Rice was a reserve on the Rebels' 1990 NCAA championship team and 1991 Final Four team. Theus is recognized as one of the program's greatest players, starring from 1975 to 1978 and leading UNLV to its first Final Four appearance in 1977.
"There's no way you're going to make everybody happy," Livengood said.
Brad Rothermel, special adviser to the athletic director, said the decision was bound to displease a faction of the fan base.
"Some would be irritated if David didn't get the job. Maybe more support Reggie, and they would be upset," said Rothermel, UNLV's athletic director from 1981 to 1990. "If you don't get your man home, you're going to be upset."
Theus and former Rebels coach Jerry Tarkanian were in the surprised and unhappy crowd.
"This was a dream job for Reggie, and I just thought it was an automatic," Tarkanian said. "Most people wanted Reggie, or the people who I know.
"But I'm happy they got a former Rebel. It's hard for anybody to tear down Dave.
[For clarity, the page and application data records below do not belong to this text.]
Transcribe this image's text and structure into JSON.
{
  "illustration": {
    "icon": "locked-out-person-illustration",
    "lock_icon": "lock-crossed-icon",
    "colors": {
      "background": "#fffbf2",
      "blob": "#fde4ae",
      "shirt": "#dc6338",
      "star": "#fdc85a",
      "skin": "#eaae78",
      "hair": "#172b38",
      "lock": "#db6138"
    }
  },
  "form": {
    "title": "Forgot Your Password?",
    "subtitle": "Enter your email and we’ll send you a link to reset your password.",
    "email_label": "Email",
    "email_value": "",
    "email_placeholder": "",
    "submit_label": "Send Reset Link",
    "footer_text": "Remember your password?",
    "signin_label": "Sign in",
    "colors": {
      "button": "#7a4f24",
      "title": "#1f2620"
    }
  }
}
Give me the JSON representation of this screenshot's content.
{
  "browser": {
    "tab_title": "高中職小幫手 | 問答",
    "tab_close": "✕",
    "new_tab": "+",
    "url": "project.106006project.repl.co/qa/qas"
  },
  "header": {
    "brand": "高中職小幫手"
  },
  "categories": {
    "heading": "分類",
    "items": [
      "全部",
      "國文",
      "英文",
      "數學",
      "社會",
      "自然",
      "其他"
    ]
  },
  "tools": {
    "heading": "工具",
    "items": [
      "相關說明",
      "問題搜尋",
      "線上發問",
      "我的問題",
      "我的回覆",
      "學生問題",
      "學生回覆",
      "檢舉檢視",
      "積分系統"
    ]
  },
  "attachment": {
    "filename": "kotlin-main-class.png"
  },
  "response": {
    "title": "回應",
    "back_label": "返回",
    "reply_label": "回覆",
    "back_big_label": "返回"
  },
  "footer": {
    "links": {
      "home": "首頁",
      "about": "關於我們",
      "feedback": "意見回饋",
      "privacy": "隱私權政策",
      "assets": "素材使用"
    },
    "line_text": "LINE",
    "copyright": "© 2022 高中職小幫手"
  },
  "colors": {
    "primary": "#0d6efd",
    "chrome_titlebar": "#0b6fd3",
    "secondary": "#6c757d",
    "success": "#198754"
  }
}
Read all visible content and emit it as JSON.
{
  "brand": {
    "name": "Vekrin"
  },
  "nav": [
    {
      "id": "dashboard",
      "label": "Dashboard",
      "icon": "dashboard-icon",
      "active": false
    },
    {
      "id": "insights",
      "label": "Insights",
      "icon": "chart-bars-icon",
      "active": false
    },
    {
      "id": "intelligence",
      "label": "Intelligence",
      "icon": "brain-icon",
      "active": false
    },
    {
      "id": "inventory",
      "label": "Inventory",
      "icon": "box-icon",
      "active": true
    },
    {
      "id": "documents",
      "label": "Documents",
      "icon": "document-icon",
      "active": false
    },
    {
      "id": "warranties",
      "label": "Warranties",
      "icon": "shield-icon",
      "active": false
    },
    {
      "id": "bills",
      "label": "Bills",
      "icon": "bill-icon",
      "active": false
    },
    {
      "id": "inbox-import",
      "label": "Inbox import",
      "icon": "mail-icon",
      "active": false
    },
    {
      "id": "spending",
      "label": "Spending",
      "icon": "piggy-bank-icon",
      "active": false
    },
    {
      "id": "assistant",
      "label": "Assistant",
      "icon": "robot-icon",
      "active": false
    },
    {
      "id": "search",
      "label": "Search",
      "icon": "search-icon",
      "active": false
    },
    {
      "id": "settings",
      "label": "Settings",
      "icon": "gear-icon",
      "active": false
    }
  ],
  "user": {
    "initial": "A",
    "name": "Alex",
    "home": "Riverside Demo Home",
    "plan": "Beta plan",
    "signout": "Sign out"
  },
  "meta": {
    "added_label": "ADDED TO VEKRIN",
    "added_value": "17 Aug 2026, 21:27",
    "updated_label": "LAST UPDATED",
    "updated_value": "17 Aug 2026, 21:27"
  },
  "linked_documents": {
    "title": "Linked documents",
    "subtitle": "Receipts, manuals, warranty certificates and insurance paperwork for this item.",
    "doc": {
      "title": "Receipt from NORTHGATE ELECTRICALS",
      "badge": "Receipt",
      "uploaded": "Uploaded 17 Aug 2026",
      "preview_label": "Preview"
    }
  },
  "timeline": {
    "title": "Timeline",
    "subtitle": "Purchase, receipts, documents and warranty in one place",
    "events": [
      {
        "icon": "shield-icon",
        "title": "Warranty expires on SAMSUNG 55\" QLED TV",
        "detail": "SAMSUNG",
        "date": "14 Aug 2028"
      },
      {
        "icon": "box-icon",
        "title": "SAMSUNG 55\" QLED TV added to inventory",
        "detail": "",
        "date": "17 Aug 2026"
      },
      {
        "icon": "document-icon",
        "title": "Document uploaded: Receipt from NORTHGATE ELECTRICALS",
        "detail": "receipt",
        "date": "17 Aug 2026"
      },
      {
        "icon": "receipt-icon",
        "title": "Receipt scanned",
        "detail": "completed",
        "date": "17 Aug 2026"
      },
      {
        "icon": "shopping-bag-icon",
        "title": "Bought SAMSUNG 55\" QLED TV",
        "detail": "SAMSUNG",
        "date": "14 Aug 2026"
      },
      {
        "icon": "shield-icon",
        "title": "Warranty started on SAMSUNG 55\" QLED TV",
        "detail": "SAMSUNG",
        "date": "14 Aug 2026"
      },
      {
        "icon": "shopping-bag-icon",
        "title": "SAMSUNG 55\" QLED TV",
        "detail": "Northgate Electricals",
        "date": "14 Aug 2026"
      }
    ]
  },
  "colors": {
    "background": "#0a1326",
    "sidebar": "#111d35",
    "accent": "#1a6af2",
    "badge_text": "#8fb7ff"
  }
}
He's a very good person and a very intelligent guy. I like Dave a lot."
Tarkanian's obvious preference was for Theus, who has an extensive background in the NBA as a coach and player, but he said of Rice: "I'm sure he'll be very dedicated to the job and work his tail off."
Theus, an assistant for the Minnesota Timberwolves, sounded almost stunned after getting snubbed for a job he has coveted for years.
"I'm sad. I'm disappointed, obviously," Theus said. "I'm happy for David. The opportunity is enormous. I love the Rebels, and I want the best for them."
Rice's credentials were sometimes questioned because he has no head coaching experience. He has been a college coach for 20 seasons, however, and Livengood targeted him as soon as Kruger exited.
Rice interviewed Wednesday and met for several hours with UNLV President Neal Smatresk and members of the Board of Regents, which is expected to meet Friday to approve Rice's contract.
"I thought Livengood did a terrific job," Regent Mark Alden said. "Theus is a nice guy, and I think Theus is very qualified. But the decision was made to hire Rice. He said, 'Mark, I just want to coach here. This is my dream job, and I want to come back. It's not about money.' "
An assistant at UNLV for 11 seasons, Rice was not retained by Kruger in 2004. But that move could have been a blessing in disguise for Rice, who was able to expand his résumé. He spent one season at Utah State before joining the BYU staff in May 2005. He coordinated the Cougars' offense and recruiting.
As a Rebels assistant, Rice worked under Tarkanian and head coaches Tim Grgurich, Bill Bayno and Charlie Spoonhour.
Rice was not a star player, but he was a standout student. He earned his bachelor's degree in political science from UNLV in 1991 and his MBA in 1993. He was a two-time UNLV Scholar-Athlete of the Year and a Rhodes scholar candidate. In two seasons on the court, Rice played in 38 games and started in one, scoring 57 career points.
Before UNLV, Rice attended Mt. San Antonio College in Walnut, Calif., where he earned All-South Coast Conference honors as a sophomore and was chosen the 1989 California Junior College Scholar-Athlete of the Year.
He is a native of Claremont, Calif., and graduated from Claremont High School. He and his wife have two sons, Travis and Dylan.
Rice inherits a Rebels team that returns four starters from a 24-9 season that ended with a lopsided loss in the opening round of the NCAA Tournament.
Sophomore guard Anthony Marshall, one of the team's returning starters, called Rice a "great coach" and said he and his teammates welcomed the news of Rice's hiring.
"We're looking to take UNLV to another level and start a new chapter," Marshall said.
Livengood's potential candidate pool included several high-profile names, including former Rebels great Larry Johnson and coaching legends Larry Brown and Bob Knight.
In the end, he found a true Rebel.
"Everything else being equal, and it is, you should take somebody who has strong UNLV ties," Rothermel said. "I know David very well. We have to get resources for him so he can recruit and do the things he needs to do to win."
Contact reporter Matt Youmans at firstname.lastname@example.org or 702-387-2907.